March 17 Committee of the Whole Highlights

  • Triathlon for Willows in August

A request to hold a triathlon on August 24, 2014 at Willows Beach Park is supported by the Parks and Recreation Commission but will be referred back to staff for further consideration, before being referred back to Council for approval.  A variety of questions arose during discussion, including the potential impact on the park and surrounding areas, particularly traffic management.  The proponent is also a for-profit group and the understanding is that if this event was approved, it would be on the understanding that it was a not-for-profit community event.

  • Parking on Beaverbrooke

A request by some residents of Beaverbrooke St. for “resident only” parking to mitigate school parking problems was not approved.  Instead, recommendations in a staff report will be implemented that involve the municipality working with the school, parents and residents to address the situation.  It is my understanding that this is a long standing issue  related to traffic congestion at peak drop-off and pick-up periods at St. Michael’s University Jr. School on Victoria Ave., with school parents allegedly parking illegally on Beaverbrooke and blocking driveways in some cases.

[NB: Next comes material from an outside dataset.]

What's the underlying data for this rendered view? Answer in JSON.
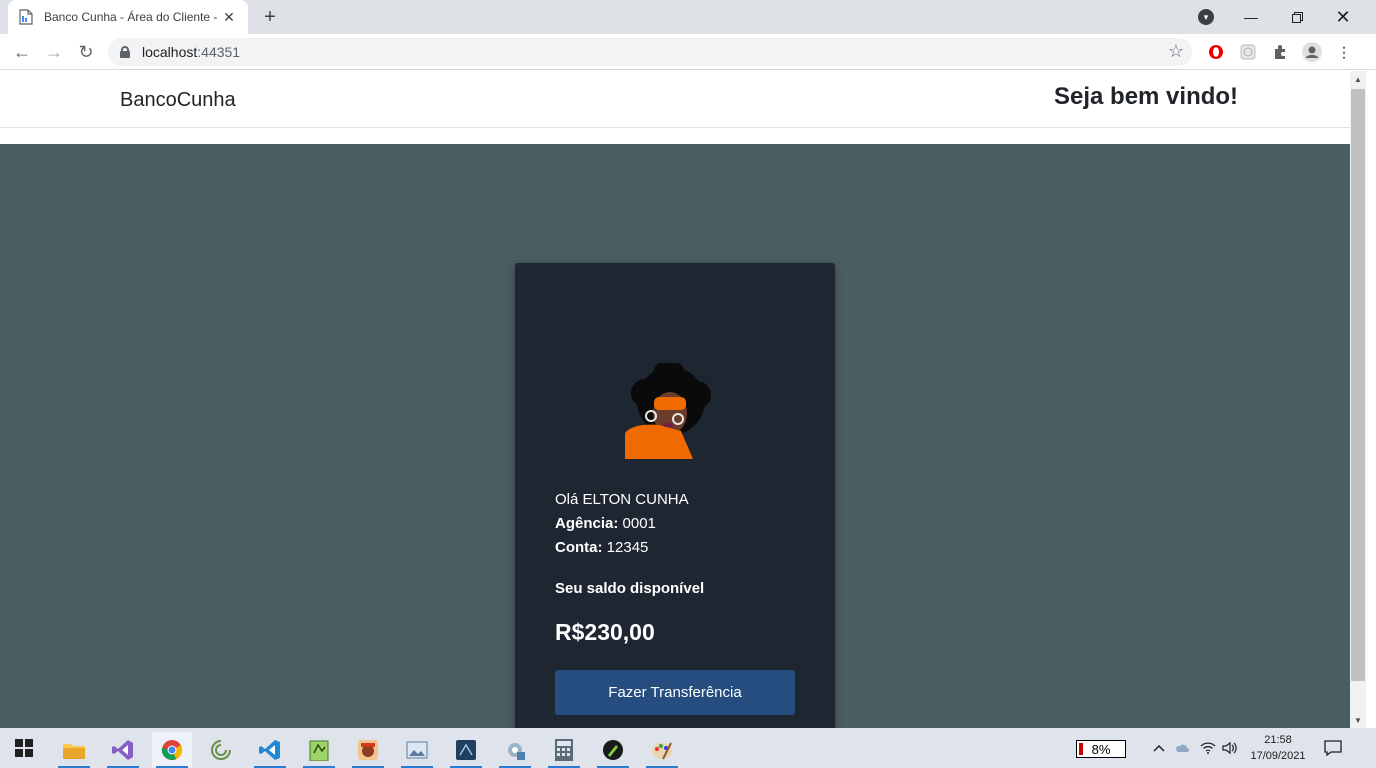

There are also reported incidents of conflict between offending parents and affected residents that appear to only compound the problem.  In keeping with the recommendations of the staff report, I suggested striking a parking committee consisting of representatives from the neighbourhood, school, municipality and parents to work together on finding solutions.  I support mediation for these types of conflict but also suggested that the model be reviewed at the end of the school year to ensure that it is working for everyone.

  • Go With the Flow

Councillor Herbert gave a verbal update on the sewage issue.  Not much has changed and there are still concerns about the cost of the CRD’s plan and the outcome of Esquimalt’s public hearings on the location of a treatment plant.  The Municipality of Colwood has announced its intention to try to “go it alone” by opting out of the regional proposal and establishing its own service.  Admittedly, Colwood’s situation is quite different from other urban areas because the majority of its households are on septic systems.  But Councillor Herbert reported that there are still challenges for Colwood and only time will tell whether or not their bid to build a separate system is successful.

I mentioned the success of the Saanich Peninsula Treatment Plant, a CRD sub-regional system that serves the three municipalities of Central Saanich, Sidney and North Saanich.  As a Councillor in North Saanich, I served on the Saanich Peninsula Water/Wastewater Commission that oversees the plant.  The plant also generates and captures energy that heats the Panorama Recreation Centre’s swimming pool and is poised to provide heat to a local elementary school nearby and the federal government’s Centre for Plant Health, also in the vicinity of the plant.  Is it a model that could be adapted elsewhere in the region?  Stay tuned…